And then just like that -- the teleprompter goes blank. You see, shootings are never scripted. No breaking news ever is. Even though I know exactly how the unwritten script is going to go next: behind the scenes my team is scrambling to get a law enforcement analyst up live with me to explain (yet again) what's happening at the shooting scene as this is all unfolding.
Secure the perimeter, get bystanders to safety, locate the shooter. . . or shooters. And then I find myself pivoting back and forth between guests, eyewitnesses, repeating the pieces of information police are releasing publicly and parsing their words: "heavily armed"; "bodies"; "suspicious package"; "they."
Media sites always spotlight what time each channel broke the news. Officials spell their first and last names at news conferences. Hospitals start to alert how many patients they're taking in. Schools go on lockdown. But it's always too early to know the answer to the most important question -- the question that nags at me as I go home at night: Why?
I know we journalists have a reputation for being cynics.
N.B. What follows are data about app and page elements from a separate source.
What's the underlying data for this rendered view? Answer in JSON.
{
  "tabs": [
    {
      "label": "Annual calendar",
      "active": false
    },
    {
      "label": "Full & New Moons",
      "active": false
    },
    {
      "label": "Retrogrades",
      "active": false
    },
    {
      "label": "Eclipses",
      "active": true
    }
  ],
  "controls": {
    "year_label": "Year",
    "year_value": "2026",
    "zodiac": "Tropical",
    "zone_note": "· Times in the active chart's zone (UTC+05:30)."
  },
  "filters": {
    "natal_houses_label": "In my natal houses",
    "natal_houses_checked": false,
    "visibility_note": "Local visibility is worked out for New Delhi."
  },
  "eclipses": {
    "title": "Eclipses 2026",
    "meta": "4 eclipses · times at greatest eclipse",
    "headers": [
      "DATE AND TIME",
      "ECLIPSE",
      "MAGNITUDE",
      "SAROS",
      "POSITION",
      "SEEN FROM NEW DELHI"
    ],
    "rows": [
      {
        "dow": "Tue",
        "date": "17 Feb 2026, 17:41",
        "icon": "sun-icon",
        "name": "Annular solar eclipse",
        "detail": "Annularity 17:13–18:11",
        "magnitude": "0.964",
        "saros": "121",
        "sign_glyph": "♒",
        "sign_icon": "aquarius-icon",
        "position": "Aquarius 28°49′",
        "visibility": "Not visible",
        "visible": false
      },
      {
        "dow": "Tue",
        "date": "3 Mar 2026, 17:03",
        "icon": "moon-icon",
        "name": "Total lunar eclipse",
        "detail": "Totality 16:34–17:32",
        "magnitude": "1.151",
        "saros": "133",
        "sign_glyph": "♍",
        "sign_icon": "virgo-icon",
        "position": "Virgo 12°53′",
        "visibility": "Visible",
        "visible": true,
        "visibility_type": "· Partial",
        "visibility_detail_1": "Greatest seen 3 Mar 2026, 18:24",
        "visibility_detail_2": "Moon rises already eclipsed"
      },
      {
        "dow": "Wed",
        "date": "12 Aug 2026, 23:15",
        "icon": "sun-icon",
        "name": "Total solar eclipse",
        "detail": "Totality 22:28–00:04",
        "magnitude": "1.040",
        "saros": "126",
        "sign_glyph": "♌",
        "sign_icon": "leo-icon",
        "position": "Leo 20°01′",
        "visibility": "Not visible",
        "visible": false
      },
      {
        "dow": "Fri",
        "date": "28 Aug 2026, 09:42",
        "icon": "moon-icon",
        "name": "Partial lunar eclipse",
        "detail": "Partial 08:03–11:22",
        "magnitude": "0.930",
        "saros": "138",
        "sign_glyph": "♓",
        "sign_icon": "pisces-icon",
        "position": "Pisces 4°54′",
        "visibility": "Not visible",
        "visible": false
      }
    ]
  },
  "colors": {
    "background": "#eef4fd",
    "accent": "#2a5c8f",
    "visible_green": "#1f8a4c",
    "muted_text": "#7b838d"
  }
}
We do. It's our job to question -- everything. But I will also share this: I'll never forget coming home after covering Sandy Hook. Seeing the faces of family members.
The firefighters who could never unsee the unthinkable. Those tiny caskets. I came home, sat in my dark apartment because I didn't even bother to turn the lights on, and wept.
I remember watching the sun set out my window, and all I could think about was those children and adults who would never see the sun set again. I'm sure I wasn't the only journalist choking back tears.
Two months ago I sat in a room with The Loneliest Club, 40 people who have either lost loved ones to gun violence or are survivors themselves. I can't help but think, after another mass shooting, their club will grow.
Next time I interview them, that room will include families who are searching for answers in San Bernardino right now. A club, when they awoke Wednesday morning, they never imagined they'd join.
When I was in the anchor chair Wednesday as the shootings in San Bernardino broke, I started our coverage with four little words: "Here we go again." The BBC put it differently: "Just another day in the United States of America."
Posted in accordance with Title 17, Section 107, US Code, for noncommercial, educational purposes.